What you have to do:
Gather all lines from the material that contain "skills".

--- Data for this task ---

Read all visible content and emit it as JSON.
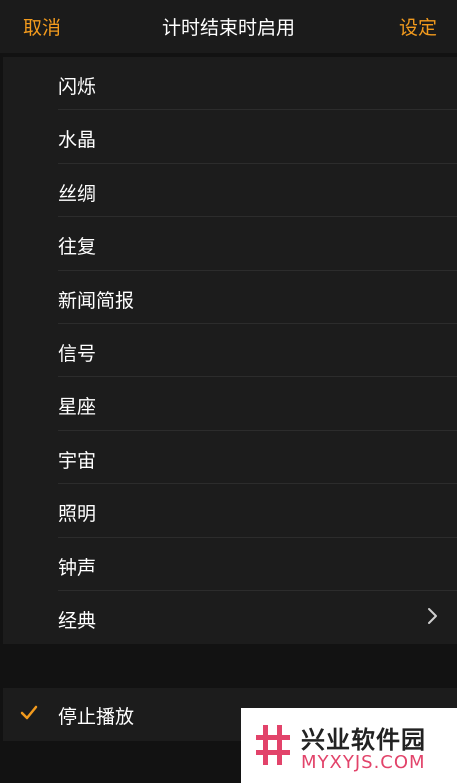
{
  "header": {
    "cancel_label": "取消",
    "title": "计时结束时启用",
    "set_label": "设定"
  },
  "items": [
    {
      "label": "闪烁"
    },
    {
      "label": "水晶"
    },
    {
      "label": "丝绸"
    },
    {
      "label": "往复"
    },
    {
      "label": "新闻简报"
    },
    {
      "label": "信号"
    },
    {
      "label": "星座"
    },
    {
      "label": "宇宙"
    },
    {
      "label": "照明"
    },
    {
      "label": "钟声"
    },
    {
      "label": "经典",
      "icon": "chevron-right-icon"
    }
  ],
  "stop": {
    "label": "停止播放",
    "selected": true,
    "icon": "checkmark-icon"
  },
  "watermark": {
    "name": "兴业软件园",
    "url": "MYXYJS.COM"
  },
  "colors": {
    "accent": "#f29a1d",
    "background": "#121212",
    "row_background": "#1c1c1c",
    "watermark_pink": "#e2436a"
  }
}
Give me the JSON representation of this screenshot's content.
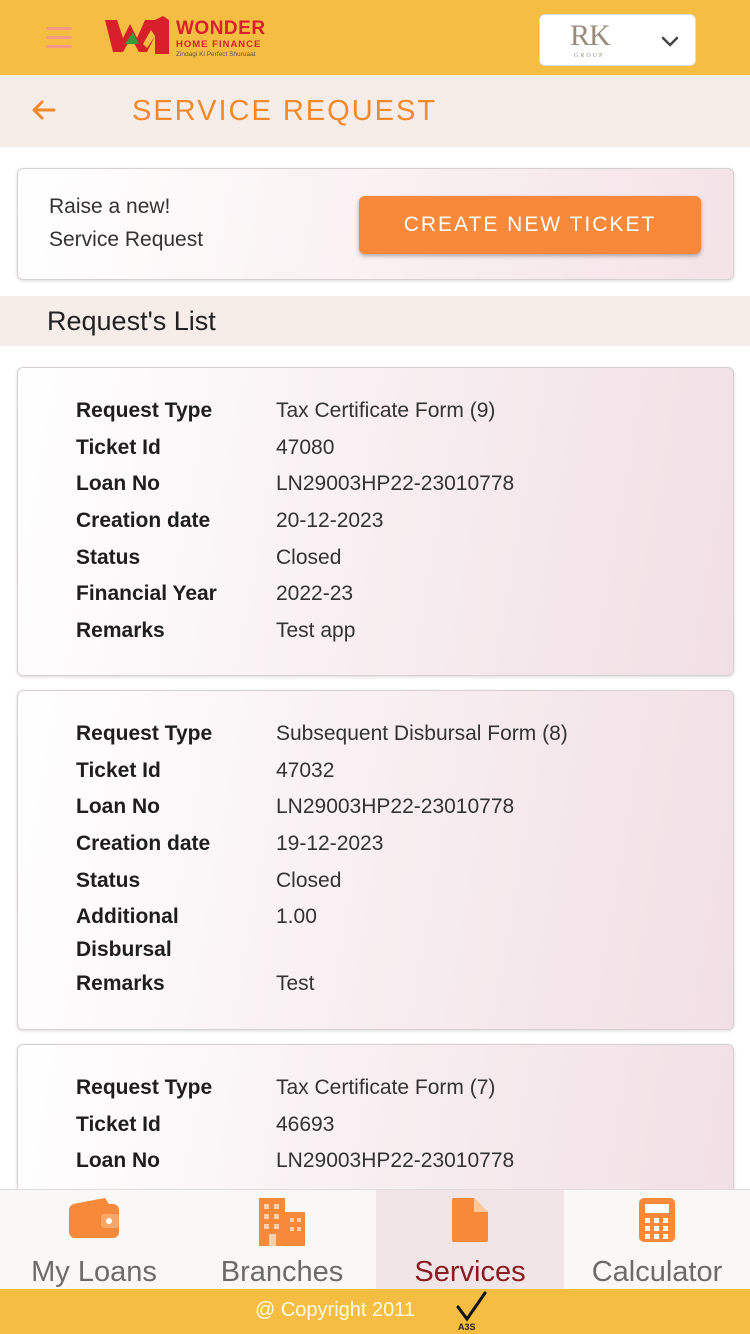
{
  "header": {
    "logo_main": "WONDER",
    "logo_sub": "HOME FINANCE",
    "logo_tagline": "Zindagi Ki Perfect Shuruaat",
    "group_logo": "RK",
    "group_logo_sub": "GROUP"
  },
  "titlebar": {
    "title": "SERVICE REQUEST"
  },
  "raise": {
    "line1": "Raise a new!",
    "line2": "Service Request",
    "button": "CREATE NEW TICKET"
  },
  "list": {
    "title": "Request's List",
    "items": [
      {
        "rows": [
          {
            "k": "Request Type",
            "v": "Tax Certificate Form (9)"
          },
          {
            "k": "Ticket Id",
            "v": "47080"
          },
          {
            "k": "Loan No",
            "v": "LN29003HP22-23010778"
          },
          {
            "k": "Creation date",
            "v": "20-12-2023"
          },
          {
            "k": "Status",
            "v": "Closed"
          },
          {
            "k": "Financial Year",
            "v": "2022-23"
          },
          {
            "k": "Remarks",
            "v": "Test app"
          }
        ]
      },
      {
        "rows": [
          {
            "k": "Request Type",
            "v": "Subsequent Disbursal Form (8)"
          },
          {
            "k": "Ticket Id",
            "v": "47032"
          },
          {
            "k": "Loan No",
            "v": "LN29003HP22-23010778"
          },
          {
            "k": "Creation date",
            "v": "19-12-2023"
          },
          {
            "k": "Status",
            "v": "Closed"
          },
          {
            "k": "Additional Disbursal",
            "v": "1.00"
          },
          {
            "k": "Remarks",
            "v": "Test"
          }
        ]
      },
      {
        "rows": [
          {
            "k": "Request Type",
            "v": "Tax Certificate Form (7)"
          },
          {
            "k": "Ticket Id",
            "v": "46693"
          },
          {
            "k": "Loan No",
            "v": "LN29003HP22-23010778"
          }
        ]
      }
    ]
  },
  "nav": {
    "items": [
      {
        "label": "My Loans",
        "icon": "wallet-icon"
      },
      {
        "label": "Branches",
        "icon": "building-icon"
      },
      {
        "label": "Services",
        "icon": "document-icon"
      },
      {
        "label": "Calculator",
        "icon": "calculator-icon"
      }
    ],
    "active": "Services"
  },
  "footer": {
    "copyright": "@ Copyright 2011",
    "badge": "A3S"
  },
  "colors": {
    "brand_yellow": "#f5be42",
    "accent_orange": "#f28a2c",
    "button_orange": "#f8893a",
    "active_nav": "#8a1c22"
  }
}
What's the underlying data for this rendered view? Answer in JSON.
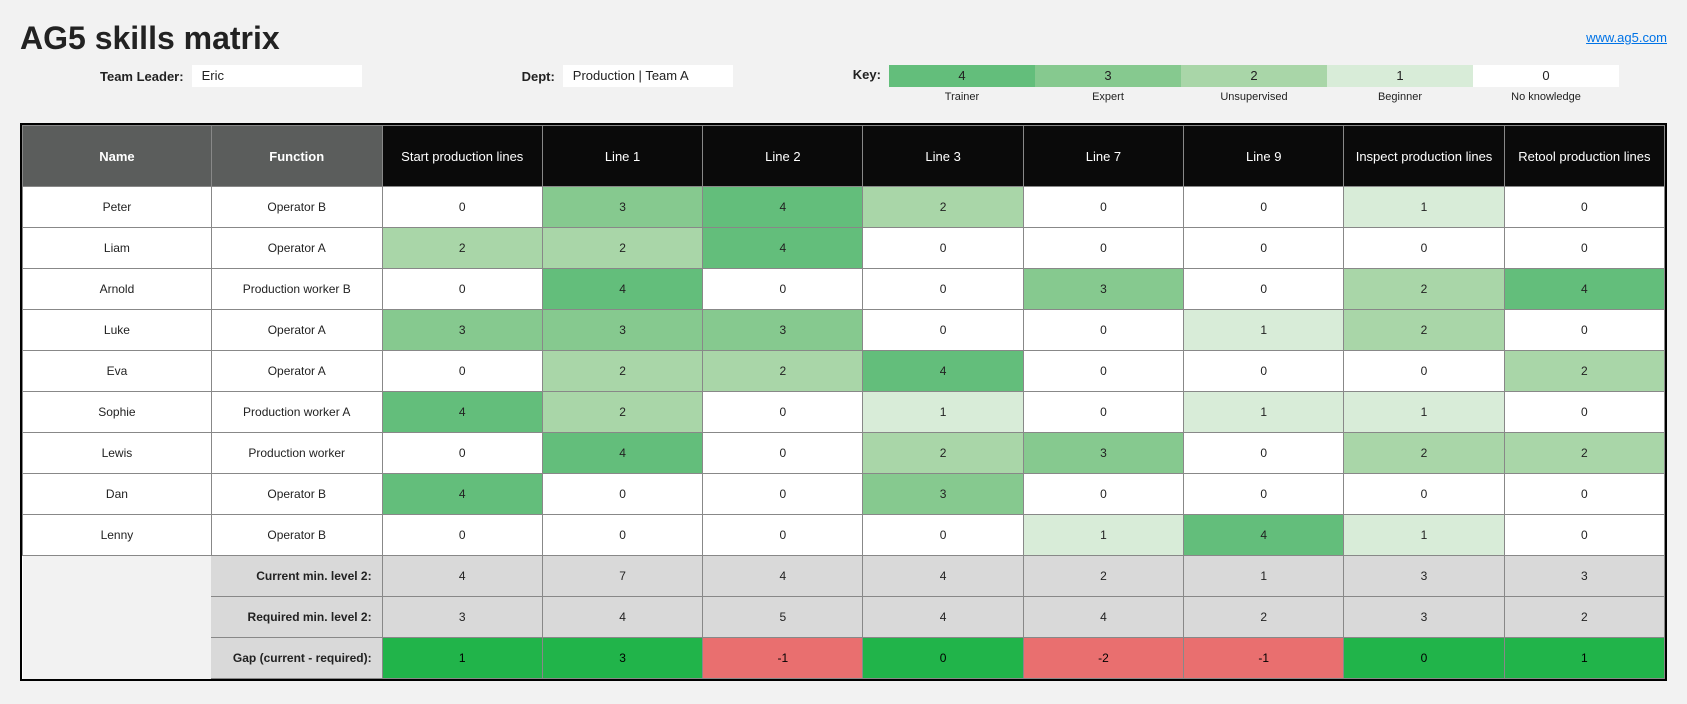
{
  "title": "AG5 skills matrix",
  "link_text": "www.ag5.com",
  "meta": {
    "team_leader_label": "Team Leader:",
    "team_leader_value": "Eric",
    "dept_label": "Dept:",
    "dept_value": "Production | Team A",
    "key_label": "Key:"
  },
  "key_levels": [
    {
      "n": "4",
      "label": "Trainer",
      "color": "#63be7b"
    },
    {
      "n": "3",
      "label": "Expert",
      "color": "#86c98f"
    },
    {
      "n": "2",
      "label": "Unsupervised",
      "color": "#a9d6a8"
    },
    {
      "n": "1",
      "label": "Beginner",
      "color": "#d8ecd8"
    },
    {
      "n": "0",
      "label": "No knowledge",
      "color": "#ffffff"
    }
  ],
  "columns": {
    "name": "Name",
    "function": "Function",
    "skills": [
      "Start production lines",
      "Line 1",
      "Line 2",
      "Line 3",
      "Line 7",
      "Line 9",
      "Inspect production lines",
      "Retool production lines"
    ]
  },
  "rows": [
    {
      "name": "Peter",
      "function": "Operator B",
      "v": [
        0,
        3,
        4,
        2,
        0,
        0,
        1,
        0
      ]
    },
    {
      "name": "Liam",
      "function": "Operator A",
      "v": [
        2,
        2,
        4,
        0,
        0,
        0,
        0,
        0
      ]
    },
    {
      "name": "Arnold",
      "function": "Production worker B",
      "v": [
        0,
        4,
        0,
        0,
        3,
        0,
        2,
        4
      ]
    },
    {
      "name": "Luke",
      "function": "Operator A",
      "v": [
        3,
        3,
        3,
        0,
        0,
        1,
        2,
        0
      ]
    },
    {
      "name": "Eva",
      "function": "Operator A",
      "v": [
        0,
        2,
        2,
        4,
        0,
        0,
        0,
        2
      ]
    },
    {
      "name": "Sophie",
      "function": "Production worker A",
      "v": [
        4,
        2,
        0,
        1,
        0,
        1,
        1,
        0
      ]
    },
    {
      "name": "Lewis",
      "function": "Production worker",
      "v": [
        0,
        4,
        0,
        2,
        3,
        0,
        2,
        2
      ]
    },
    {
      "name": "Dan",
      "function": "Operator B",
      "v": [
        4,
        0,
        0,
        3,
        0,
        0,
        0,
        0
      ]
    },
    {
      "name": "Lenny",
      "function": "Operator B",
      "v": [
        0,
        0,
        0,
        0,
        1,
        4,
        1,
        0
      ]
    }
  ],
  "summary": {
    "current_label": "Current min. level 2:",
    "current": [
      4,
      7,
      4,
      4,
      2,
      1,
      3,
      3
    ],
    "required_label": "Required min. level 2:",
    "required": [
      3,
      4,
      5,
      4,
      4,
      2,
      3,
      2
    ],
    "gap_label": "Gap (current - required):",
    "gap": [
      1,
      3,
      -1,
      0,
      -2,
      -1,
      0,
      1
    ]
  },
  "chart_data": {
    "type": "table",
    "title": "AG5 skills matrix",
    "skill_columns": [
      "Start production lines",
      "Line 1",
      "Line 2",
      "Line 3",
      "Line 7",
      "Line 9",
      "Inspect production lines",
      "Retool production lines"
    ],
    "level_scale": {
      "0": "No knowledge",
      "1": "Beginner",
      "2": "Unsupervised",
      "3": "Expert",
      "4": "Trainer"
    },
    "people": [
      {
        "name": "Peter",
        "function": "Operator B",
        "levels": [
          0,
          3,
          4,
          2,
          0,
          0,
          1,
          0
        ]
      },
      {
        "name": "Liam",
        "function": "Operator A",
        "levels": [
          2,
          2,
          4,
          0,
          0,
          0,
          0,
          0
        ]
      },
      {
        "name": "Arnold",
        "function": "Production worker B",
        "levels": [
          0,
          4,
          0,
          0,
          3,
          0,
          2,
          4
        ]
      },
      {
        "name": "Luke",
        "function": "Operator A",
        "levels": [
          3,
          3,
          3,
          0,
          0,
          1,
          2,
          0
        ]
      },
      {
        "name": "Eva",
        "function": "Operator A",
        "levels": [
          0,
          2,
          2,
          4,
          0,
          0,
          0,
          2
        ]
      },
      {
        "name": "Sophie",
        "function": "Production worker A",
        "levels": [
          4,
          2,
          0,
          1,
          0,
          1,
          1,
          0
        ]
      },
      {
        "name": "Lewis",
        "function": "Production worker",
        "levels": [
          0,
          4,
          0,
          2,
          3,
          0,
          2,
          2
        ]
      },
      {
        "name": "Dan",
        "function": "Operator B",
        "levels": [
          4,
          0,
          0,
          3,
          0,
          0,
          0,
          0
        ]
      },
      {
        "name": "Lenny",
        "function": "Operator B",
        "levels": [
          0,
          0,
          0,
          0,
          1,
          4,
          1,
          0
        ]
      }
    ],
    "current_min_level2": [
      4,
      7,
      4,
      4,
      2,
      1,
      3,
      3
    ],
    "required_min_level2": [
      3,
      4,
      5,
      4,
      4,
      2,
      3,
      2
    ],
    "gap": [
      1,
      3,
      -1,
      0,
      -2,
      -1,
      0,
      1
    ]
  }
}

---

Task output:
  "title": "AG5 skills matrix",
    "skills": [
    "title": "AG5 skills matrix",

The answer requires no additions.